Solaris Cancer Care promotes the ‘wellness approach’ to cancer which is about living as well as you can, exercising your personal strengths, and reaching out for connection with nature and community.

Wellness means different things to different people. Ideally we all hope to live cancer free, however sometimes that isn’t the case, and so wellness can mean feeling as good as possible in your particular circumstance.

Living well with cancer might mean making balanced choices, learning self-help strategies, accessing and strengthening inner resources; discovering supports and health information, developing a positive outlook and managing the stresses of cancer and everyday life with grace and ease.

The positive benefits of wellness flow to every part of your life including your environment, health, food, state of mind, relationships and spiritual life.
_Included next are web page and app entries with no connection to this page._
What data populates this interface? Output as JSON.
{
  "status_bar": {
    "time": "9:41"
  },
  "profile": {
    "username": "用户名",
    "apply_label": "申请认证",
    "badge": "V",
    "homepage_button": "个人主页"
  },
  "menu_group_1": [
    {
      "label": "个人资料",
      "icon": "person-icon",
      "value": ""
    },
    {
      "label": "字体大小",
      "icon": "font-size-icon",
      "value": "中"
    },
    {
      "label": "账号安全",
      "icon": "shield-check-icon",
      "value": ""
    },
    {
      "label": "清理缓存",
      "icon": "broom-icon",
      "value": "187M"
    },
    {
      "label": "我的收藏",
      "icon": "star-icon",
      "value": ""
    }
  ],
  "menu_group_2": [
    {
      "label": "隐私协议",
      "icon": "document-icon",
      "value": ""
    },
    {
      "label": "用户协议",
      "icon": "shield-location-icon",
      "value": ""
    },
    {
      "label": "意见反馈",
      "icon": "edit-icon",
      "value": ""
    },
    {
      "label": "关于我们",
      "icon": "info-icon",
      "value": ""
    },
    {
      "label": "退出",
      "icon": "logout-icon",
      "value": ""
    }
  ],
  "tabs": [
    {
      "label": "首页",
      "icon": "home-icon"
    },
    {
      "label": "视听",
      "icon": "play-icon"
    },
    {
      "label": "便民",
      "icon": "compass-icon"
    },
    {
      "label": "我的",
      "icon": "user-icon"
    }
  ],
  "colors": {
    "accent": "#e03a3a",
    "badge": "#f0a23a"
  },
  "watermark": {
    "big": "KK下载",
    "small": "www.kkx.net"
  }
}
Wellness approach to living with cancer

A wellness approach puts your needs at the centre of your life. Many people find a health crisis prompts them to reflect on their life and reassess their priorities. Creating healthy boundaries, communicating effectively and choosing activities that reflect your values and nourish you can mean small shifts, or sometimes dramatic changes occur. You might have clear ideas about what you want, or you may seek to work collaboratively with one of our counsellors to gain insight into your own unique experiences.

There are some well -known factors that increase risk for many different types of cancer, so it makes sense to have a look at what might shift around cigarette smoking, alcohol consumption, processed diet, obesity, and inactivity. Behaviour change can be challenging so we suggest starting with small steps, and seeking support when you need it.

Creating a wellness lifestyle for yourself can take almost any form but here are some of the key elements the Solaris Cancer Care community tend to focus on:

  • Physical activity – get moving. Even during treatment, doing as much physical activity as you can tolerate is likely to be helpful. Check with your doctors if you’ve had recent surgery, have bone metastases, or other risk factors. Current recommendations are 150 minutes per week of moderate intensity exercise. Make it something you enjoy, get outdoors, or connect with friends. We have tai chi, yoga, pilates and group fitness here weekly, and there’s a huge variety of options in the community. Be sure to tell the instructor about your health, there are cancer focused programs, and many exercise professionals have done additional training to help them work optimally with individual needs.
  • Healthy diet – eat your vegetables, however you like them. There are many ways to have a healthy diet, and yet, despite most people having good knowledge of what to eat, factors such as fatigue, convenience and habits sometimes lead us to choosing less than optimal food. As much as practical for you, aim for a high plant content diet – that means vegetables, fruit, grains, beans and legumes. Minimise the processed meats, red meat and alcohol, and aim for a wide variety of whole foods.
  • Integrative Medicine – there’s no need to choose between conventional or natural medicine, why not use the best of both? Integrative medicine is a growing field which uses reliable scientific evidence to inform treatment and management plans using complementary therapies alongside conventional medicine. This is different from taking an ‘alternative’ approach, which implies using unproven remedies or therapies and avoiding conventional care. At Cancer Support WA we can guide you towards resources that provide the current evidence for many complementary therapies that will not interfere with the effectiveness of oncology treatments.
  • Stress management – no matter what life throws at you, your inner life is your own. A health crisis is stressful, and the other stressors of life don’t disappear either, so it makes sense to invest some time developing inner resources through meditation and relaxation.
  • Support – emotional, practical and spiritual support from your networks, healthcare team, support groups, family, community.